Through the VATS procedure, Dr. Skylizard removed abnormal sections of Zach’s lung that contained blebs and caused the leak. “Since you can’t remove every section, I deliberately remove the inside lining of the chest (pleura) to produce chest wall inflammation. This inflammation causes the lung to fuse to the chest wall. The lung no longer collapses because it fuses with the chest wall. You’ve obliterated that potential ‘space’ between the lung and chest wall so there’s no place for air to fill,” said Dr. Skylizard.
Traditional surgery requires a large incision through the major chest wall muscle causing significant pain, and a higher risk of infection, blood loss and long-term chest wall muscle dysfunction. By using the VATS procedure, Dr. Skylizard made small incisions which provided Zach with less pain a quicker full recovery.
“Dr. Skylizard was reassuring and made us feel comfortable in a very scary situation,” said Kelly. “He took the time to explain everything in great detail – I couldn’t ask for a better surgeon for my son. I’m determined to make more people aware of spontaneous pneumothorax so they can take quick action and experience a positive outcome.”
Zach underwent respiratory therapy at home where he essentially retrained his body to breathe regularly and fully expand his chest by overcoming his body’s natural tendency to breathe shallow.
Zach had his eyes set on returning to the field this summer as he was selected to play for the prestigious United Lacrosse – Team United NJ. On the first day of practice, however, Zach experienced new sharp pains now on the right side of his chest when he breathed. He immediately called Dr. Skylizard and was rushed to the Emergency Department at Monmouth Medical Center. A chest X-ray determined there was a new, small air pocket and stable partial collapse in his other lung – the right one. Two weeks later, Dr. Skylizard performed a VATS procedure on Zach’s right lung. Zach experienced a quicker recovery following this surgery. He’s currently reconditioning himself with cardiovascular exercise and weightlifting.
“Both VATS procedures – right and left – were a success and I’m confident that Zach – a highly motivated, healthy athlete – will have no limitations. This is extremely important especially in younger patients. Without a definitive surgical intervention, Zach’s career options and even leisure activities could be seriously restricted by any ongoing risk of recurrent pneumothorax,” said Dr. Skylizard. On August 1, Zach was 100-percent cleared to return to full unrestricted activity.

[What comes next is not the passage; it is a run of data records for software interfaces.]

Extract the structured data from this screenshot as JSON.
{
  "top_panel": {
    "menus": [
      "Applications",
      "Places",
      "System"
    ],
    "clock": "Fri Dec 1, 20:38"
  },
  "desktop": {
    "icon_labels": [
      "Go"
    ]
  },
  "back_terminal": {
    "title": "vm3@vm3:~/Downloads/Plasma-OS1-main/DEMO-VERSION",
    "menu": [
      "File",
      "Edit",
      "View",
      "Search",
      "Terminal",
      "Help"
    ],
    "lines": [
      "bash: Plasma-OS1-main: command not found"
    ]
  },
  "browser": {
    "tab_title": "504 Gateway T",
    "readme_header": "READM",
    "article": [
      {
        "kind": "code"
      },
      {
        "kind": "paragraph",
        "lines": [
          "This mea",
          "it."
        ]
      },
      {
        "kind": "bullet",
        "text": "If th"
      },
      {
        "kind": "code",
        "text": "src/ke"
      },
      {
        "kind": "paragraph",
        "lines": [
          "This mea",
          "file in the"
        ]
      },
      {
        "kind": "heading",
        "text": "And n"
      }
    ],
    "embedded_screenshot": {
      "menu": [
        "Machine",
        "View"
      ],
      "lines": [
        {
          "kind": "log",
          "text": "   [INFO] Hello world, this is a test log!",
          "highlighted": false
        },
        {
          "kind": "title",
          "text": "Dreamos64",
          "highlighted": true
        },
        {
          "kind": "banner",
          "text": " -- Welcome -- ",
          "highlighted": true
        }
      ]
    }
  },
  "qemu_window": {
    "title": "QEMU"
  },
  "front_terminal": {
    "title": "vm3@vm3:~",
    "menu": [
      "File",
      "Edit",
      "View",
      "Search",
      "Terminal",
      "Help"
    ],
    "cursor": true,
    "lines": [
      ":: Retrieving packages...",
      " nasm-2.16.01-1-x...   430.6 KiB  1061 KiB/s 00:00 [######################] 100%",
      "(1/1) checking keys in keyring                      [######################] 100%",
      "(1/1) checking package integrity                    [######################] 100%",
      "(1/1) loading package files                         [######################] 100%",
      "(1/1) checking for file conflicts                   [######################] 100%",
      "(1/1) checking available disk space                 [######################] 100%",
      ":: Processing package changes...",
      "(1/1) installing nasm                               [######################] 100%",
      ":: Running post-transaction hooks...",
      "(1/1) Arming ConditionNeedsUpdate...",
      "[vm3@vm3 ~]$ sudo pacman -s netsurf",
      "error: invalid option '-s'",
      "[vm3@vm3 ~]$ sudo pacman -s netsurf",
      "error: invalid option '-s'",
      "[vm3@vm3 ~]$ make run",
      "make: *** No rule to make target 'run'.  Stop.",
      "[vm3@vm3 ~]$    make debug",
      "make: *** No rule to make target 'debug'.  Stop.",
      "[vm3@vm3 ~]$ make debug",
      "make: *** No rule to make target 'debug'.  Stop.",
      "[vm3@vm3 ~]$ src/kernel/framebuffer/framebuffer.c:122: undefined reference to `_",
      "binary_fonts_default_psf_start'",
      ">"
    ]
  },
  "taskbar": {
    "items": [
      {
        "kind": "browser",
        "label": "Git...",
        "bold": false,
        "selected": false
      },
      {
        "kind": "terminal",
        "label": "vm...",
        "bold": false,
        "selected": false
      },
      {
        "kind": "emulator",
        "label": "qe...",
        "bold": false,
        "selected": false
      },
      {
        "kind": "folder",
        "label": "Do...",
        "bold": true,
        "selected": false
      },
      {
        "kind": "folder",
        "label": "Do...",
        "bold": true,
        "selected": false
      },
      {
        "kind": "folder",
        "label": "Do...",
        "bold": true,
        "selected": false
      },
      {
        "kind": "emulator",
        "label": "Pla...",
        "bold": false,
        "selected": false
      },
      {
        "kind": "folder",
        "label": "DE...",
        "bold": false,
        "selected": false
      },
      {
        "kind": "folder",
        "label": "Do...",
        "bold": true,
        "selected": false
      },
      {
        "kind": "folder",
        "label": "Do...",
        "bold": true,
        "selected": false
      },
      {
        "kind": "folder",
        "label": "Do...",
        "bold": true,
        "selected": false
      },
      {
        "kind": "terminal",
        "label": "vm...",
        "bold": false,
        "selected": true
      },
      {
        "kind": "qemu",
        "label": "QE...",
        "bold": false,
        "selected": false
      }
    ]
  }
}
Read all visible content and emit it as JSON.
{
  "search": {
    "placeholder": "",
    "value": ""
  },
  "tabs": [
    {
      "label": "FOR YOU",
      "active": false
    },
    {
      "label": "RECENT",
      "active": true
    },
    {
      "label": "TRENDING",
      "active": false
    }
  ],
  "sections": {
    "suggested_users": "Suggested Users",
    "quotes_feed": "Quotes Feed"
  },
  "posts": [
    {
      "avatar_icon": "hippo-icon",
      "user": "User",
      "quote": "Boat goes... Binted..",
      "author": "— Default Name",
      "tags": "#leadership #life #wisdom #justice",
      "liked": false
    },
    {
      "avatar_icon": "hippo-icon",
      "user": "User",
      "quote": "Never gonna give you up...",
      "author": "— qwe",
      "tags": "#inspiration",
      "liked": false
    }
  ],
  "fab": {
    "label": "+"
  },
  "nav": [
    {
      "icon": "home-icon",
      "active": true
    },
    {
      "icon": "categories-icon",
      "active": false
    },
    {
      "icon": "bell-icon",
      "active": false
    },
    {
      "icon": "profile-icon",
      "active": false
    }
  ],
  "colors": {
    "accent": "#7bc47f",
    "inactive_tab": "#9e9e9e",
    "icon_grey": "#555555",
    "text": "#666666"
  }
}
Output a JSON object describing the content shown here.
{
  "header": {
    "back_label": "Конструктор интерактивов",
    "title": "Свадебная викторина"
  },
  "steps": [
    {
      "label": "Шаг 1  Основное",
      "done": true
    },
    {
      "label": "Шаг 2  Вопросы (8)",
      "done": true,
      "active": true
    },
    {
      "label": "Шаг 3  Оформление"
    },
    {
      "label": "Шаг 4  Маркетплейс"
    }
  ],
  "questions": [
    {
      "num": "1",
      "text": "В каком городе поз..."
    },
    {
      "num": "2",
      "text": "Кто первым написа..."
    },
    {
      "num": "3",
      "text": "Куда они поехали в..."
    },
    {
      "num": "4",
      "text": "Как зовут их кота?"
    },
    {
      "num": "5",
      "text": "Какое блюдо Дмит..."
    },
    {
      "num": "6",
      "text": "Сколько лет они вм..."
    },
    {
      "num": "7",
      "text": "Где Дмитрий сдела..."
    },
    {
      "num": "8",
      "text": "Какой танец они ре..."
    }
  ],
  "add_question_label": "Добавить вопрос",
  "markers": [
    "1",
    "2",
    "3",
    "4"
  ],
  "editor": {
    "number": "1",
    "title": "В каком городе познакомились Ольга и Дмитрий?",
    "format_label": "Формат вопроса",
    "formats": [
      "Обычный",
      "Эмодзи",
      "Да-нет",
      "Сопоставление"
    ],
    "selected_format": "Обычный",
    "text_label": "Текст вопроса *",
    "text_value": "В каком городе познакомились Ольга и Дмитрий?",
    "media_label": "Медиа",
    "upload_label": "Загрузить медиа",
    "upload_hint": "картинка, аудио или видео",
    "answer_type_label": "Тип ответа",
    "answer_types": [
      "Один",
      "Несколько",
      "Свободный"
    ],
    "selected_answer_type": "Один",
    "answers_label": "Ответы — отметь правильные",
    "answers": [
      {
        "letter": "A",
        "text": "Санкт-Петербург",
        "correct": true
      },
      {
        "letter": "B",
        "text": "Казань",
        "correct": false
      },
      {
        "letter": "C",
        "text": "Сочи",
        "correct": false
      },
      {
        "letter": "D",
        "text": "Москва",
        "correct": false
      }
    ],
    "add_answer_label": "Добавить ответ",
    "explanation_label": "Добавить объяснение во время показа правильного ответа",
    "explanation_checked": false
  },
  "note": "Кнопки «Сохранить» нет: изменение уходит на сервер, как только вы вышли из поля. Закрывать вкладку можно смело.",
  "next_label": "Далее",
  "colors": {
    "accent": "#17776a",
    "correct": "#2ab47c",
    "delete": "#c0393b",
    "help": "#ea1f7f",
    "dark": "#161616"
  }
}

According to Zach, “Dr. Skylizard motivated me through rehab and kept me on track. He always stopped by to check on me and helped me cope and get through this experience. He’s not only my doctor but my good friend.”
Zach and Dr. Skylizard developed a friendship through this experience and have plans to go fishing and possibly on a scuba diving excursion in Florida.
About Monmouth Medical Center
Located in Long Branch, N.J., Monmouth Medical Center, a Barnabas Health facility, along with The Children’s Hospital at Monmouth Medical Center, is one of New Jersey’s largest academic medical centers and has been a teaching affiliate of Philadelphia’s Drexel University College of Medicine for more than 40 years. From its earliest days, Monmouth Medical Center has been a leader in surgical advancement and has introduced many technological firsts to the region, including robotic surgery and other minimally invasive techniques. The hospital is routinely recognized by HealthGrades, the nation’s largest premier independent health care quality company, for excellence in both emergency medicine and maternity care. U.S. News & World Report has recognized Monmouth as a regional leader in cancer, geriatrics, gynecology, neurology and neurosurgery. For more information on Monmouth Medical Center, visit www.barnabashealth.org.
CONTACTS: Elizabeth Brennan